__Task requirements__:
Pull from the data below each line where the word "استعلام" occurs, and copy it.

/---

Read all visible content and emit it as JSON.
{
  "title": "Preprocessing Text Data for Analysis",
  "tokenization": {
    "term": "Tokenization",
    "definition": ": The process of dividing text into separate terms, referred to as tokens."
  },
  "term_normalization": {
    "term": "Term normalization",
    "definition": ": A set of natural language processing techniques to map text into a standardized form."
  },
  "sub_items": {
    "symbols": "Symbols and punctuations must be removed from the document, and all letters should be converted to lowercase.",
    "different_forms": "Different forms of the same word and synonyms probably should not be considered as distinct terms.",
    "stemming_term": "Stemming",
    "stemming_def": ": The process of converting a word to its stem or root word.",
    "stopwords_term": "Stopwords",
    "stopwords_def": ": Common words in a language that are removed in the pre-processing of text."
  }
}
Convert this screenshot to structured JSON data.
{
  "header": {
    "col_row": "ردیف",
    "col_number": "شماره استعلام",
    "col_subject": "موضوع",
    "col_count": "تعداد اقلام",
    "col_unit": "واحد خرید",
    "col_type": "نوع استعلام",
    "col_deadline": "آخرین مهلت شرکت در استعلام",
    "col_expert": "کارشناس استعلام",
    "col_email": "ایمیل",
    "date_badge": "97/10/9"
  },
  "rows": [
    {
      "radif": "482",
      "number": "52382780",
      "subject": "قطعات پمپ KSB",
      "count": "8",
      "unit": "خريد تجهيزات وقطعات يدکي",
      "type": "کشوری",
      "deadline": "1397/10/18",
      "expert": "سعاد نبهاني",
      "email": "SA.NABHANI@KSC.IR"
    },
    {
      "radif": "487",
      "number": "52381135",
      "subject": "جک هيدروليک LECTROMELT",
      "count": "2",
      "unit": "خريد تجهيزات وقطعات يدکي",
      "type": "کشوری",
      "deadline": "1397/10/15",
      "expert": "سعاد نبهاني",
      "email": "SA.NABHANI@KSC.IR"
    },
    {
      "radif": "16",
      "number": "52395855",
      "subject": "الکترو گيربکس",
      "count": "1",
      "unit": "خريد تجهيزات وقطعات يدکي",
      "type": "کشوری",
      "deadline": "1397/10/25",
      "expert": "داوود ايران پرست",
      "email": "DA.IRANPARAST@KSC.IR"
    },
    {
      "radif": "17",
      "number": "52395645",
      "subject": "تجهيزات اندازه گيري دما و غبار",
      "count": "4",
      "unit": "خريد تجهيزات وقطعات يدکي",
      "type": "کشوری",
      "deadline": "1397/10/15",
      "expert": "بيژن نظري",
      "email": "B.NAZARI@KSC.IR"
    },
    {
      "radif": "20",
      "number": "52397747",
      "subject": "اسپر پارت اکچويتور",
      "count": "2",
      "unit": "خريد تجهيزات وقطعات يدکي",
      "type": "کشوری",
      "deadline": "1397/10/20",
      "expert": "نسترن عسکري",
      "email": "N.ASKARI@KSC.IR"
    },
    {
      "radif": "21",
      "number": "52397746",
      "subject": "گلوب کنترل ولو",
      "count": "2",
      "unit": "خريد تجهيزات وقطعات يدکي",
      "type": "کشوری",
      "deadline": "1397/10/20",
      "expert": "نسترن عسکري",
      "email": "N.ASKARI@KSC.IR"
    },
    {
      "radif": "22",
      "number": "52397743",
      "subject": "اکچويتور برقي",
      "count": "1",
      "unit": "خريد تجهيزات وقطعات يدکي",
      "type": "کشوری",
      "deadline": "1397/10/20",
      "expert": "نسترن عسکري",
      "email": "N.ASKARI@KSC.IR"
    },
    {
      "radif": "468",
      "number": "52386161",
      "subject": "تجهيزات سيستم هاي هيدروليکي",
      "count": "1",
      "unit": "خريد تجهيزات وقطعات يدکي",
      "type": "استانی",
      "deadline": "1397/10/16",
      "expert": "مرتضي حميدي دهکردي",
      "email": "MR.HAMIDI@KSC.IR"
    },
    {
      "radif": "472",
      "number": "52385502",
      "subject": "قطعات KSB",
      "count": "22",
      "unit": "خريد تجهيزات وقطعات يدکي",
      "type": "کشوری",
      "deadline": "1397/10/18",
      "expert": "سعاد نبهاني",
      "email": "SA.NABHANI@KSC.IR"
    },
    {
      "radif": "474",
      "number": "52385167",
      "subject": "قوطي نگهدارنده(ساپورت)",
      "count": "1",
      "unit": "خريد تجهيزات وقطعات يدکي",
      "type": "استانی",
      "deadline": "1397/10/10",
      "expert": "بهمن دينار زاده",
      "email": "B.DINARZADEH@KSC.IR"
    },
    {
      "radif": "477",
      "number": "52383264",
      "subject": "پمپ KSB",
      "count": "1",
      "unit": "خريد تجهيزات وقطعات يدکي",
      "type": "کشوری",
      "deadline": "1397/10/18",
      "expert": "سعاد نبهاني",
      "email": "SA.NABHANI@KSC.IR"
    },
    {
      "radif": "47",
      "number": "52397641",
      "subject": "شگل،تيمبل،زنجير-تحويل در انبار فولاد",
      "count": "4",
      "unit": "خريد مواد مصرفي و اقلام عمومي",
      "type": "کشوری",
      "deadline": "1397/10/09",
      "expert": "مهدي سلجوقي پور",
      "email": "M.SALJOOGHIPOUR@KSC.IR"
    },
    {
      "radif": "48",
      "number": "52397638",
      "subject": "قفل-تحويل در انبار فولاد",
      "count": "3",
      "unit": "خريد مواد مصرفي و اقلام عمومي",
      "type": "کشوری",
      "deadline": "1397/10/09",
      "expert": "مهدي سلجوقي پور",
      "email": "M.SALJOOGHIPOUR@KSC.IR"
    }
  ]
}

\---

__Result of the task__:
    "col_number": "شماره استعلام",
    "col_type": "نوع استعلام",
    "col_deadline": "آخرین مهلت شرکت در استعلام",
    "col_expert": "کارشناس استعلام",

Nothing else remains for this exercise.